Moody's Investors Service has affirmed the baseline credit assessments (BCAs) of seven Omani lenders and changed their outlook to positive in line with the sultanate’s sovereign credit ratings.
The affirmation of the banks' BCAs reflects that the lenders’ financial fundamentals “remain compatible with the current level of their BCAs following the affirmation of the sovereign ratings”, Moody’s said in a note on Tuesday.
“In the case of two banks, Bank Muscat and HBON [HSBC Bank Oman], their BCAs are in fact constrained at the level of the sovereign rating and these could be upgraded in the event of a sovereign rating upgrade,” the rating agency said.

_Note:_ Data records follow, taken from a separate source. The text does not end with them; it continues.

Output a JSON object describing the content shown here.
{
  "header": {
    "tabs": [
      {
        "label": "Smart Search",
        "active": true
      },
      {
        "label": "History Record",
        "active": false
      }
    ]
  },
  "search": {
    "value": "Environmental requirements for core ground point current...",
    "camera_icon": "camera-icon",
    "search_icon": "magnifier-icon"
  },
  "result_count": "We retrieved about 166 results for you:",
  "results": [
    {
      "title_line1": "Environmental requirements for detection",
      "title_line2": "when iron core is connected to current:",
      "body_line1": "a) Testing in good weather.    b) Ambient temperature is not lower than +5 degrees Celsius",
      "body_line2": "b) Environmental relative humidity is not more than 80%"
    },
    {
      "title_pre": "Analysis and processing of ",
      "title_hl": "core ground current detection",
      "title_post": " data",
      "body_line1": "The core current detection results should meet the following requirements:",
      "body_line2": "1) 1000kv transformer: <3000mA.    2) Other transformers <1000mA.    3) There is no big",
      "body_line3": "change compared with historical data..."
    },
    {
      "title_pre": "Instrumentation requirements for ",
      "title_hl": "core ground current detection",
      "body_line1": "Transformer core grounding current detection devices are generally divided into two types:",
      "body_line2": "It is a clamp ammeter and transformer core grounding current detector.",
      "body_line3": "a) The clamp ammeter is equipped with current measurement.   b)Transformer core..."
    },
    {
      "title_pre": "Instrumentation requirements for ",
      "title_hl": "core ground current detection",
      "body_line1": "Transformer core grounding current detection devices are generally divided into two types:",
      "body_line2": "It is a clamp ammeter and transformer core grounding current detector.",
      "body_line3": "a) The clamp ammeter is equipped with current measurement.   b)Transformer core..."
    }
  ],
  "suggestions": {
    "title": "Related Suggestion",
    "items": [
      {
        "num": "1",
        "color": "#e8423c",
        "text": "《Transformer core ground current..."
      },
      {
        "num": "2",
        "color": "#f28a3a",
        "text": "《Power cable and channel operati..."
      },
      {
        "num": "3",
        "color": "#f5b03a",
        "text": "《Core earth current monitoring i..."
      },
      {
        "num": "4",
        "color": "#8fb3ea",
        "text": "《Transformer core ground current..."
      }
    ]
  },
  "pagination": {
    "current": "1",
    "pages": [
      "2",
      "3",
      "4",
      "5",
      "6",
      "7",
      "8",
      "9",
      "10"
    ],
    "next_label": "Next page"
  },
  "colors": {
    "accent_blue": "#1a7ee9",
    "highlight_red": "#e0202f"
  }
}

Bank Muscat, HBON, National Bank of Oman, Bank Dhofar, Oman Arab Bank, Sohar International Bank and Bank Nizwa are among the lenders in the sultanate whose outlooks were changed to positive from stable.
The rating agency said the affirmation of the Omani lenders' deposit ratings reflects Moody's unchanged opinion regarding the government's willingness to provide support to banks in case of need.
The likelihood of government support remains “high or very high, depending on the bank”, which reflects the importance of the country's banks in the domestic financial system and the significant government shareholdings and deposits in several financial institutions, Moody's said.
Oman’s economic recovery is gaining traction, supported by a revival of the hydrocarbon sector and the relaxation of Covid-19 restrictions, the International Monetary Fund said this week.
The economy is set to expand 4.3 per cent in 2022, supported by continued recovery of non-hydrocarbon economic activity, according to the fund.
The sultanate’s gross domestic product growth rebounded to 3 per cent last year, after a 3.2 per cent contraction in 2020.
Although Moody's expects oil prices to remain volatile and eventually decline, it expects crude prices to remain elevated for the next two years.
Oman’s non-oil economy has also bounced back strongly from the pandemic-driven slowdown that has eased operating conditions for lenders, who, like their GCC peers, are seeing a rise in profitability amid rising interest rates.
The country’s continued focus on expanding its non-oil economic base to cut its dependence on hydrocarbons is also expected to open up new business avenues for lenders in Oman.
The country, which recorded a budget surplus of 784 million rials ($2 billion) in the first half of this year on a more than 54 per cent jump in revenue to 6.72bn rials, aims to bring in more than 9bn rials a year from tourism by 2040 alone, according to government data released in August.